* [Exercise data]:
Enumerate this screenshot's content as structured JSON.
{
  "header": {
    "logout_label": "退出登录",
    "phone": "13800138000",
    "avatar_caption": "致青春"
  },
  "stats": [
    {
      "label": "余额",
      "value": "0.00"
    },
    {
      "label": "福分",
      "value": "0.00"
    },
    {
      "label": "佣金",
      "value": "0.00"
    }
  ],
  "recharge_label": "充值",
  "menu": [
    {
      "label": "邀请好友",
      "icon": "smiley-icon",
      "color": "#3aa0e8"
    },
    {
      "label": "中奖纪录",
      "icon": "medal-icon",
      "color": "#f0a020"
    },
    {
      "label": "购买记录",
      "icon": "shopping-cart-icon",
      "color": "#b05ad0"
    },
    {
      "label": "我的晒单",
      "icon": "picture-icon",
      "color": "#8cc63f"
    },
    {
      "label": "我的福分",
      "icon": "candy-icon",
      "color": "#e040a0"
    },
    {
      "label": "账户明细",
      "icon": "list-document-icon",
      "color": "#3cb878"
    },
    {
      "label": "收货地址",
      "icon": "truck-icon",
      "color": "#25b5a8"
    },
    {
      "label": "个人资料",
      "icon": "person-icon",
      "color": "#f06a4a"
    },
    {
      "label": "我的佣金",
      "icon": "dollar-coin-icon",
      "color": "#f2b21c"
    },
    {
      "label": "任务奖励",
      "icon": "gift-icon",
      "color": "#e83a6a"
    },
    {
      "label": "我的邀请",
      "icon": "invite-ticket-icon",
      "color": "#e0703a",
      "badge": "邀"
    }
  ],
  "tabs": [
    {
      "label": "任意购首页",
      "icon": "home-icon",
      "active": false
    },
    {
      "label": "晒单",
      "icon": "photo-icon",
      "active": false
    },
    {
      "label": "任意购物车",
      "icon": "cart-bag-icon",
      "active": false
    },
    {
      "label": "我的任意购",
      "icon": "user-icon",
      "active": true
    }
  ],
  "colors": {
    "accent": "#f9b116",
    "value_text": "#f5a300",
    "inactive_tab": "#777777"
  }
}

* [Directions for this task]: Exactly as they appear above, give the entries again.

* [Response to the exercise]:
Enumerate this screenshot's content as structured JSON.
{
  "header": {
    "logout_label": "退出登录",
    "phone": "13800138000",
    "avatar_caption": "致青春"
  },
  "stats": [
    {
      "label": "余额",
      "value": "0.00"
    },
    {
      "label": "福分",
      "value": "0.00"
    },
    {
      "label": "佣金",
      "value": "0.00"
    }
  ],
  "recharge_label": "充值",
  "menu": [
    {
      "label": "邀请好友",
      "icon": "smiley-icon",
      "color": "#3aa0e8"
    },
    {
      "label": "中奖纪录",
      "icon": "medal-icon",
      "color": "#f0a020"
    },
    {
      "label": "购买记录",
      "icon": "shopping-cart-icon",
      "color": "#b05ad0"
    },
    {
      "label": "我的晒单",
      "icon": "picture-icon",
      "color": "#8cc63f"
    },
    {
      "label": "我的福分",
      "icon": "candy-icon",
      "color": "#e040a0"
    },
    {
      "label": "账户明细",
      "icon": "list-document-icon",
      "color": "#3cb878"
    },
    {
      "label": "收货地址",
      "icon": "truck-icon",
      "color": "#25b5a8"
    },
    {
      "label": "个人资料",
      "icon": "person-icon",
      "color": "#f06a4a"
    },
    {
      "label": "我的佣金",
      "icon": "dollar-coin-icon",
      "color": "#f2b21c"
    },
    {
      "label": "任务奖励",
      "icon": "gift-icon",
      "color": "#e83a6a"
    },
    {
      "label": "我的邀请",
      "icon": "invite-ticket-icon",
      "color": "#e0703a",
      "badge": "邀"
    }
  ],
  "tabs": [
    {
      "label": "任意购首页",
      "icon": "home-icon",
      "active": false
    },
    {
      "label": "晒单",
      "icon": "photo-icon",
      "active": false
    },
    {
      "label": "任意购物车",
      "icon": "cart-bag-icon",
      "active": false
    },
    {
      "label": "我的任意购",
      "icon": "user-icon",
      "active": true
    }
  ],
  "colors": {
    "accent": "#f9b116",
    "value_text": "#f5a300",
    "inactive_tab": "#777777"
  }
}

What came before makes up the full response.